> _What is required_: Show only those lines of the entries where the string "Record" is found.

==== Supplied entries ====

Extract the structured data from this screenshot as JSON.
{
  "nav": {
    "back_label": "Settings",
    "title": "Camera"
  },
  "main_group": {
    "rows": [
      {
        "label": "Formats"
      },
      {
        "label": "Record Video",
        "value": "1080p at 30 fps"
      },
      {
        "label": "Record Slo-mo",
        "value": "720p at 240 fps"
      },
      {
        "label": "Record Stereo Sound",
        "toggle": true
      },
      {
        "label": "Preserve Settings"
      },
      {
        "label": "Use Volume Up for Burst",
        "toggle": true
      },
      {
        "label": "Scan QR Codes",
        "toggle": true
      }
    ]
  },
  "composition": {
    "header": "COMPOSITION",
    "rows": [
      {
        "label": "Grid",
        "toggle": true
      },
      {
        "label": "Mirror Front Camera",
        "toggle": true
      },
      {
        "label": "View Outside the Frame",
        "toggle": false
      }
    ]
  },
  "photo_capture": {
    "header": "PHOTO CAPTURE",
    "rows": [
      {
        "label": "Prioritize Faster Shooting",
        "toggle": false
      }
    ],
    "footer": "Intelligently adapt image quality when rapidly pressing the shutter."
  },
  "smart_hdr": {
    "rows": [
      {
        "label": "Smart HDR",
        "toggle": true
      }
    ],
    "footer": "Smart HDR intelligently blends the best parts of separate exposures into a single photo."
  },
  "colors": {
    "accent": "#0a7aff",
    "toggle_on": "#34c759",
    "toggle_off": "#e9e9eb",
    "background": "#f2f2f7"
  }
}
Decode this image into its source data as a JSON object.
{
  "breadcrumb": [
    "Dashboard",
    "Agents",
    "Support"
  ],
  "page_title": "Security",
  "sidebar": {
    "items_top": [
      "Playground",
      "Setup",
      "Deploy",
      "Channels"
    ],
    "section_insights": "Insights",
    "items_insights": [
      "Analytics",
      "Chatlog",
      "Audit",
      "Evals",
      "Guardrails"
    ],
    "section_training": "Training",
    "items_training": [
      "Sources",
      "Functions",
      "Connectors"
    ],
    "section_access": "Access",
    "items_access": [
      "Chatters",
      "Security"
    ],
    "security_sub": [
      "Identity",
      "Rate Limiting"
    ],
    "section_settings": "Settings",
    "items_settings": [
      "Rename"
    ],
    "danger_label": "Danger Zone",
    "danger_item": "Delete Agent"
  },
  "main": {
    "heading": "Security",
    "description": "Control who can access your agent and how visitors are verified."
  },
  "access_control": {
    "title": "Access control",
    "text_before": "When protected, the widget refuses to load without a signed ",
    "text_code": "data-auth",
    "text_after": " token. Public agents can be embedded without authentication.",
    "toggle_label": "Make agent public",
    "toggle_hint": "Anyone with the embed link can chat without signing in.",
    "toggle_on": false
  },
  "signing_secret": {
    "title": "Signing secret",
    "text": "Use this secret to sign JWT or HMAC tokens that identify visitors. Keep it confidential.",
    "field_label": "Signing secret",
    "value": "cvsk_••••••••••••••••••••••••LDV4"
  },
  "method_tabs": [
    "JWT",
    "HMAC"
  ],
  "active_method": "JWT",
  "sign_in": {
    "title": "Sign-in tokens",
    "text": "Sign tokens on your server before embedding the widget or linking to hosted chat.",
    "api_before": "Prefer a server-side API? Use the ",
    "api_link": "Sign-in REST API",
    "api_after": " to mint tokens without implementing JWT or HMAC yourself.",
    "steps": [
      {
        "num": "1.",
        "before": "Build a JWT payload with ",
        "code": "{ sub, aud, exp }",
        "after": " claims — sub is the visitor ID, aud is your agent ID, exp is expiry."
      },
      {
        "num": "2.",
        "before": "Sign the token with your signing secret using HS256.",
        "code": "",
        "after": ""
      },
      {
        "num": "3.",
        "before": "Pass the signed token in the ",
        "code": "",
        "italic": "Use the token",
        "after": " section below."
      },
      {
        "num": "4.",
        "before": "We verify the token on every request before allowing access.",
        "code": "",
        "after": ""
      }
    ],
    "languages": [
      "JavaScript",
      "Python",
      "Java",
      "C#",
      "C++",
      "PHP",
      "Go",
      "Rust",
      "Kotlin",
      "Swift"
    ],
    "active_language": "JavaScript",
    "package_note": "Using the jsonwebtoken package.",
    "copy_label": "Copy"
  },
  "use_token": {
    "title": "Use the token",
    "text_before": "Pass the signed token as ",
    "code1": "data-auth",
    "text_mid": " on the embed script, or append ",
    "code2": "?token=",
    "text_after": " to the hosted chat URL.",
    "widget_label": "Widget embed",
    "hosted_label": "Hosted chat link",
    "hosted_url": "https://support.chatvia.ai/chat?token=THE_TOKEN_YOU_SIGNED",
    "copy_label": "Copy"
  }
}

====

> _The answer_:
        "label": "Record Video",
        "label": "Record Slo-mo",
        "label": "Record Stereo Sound",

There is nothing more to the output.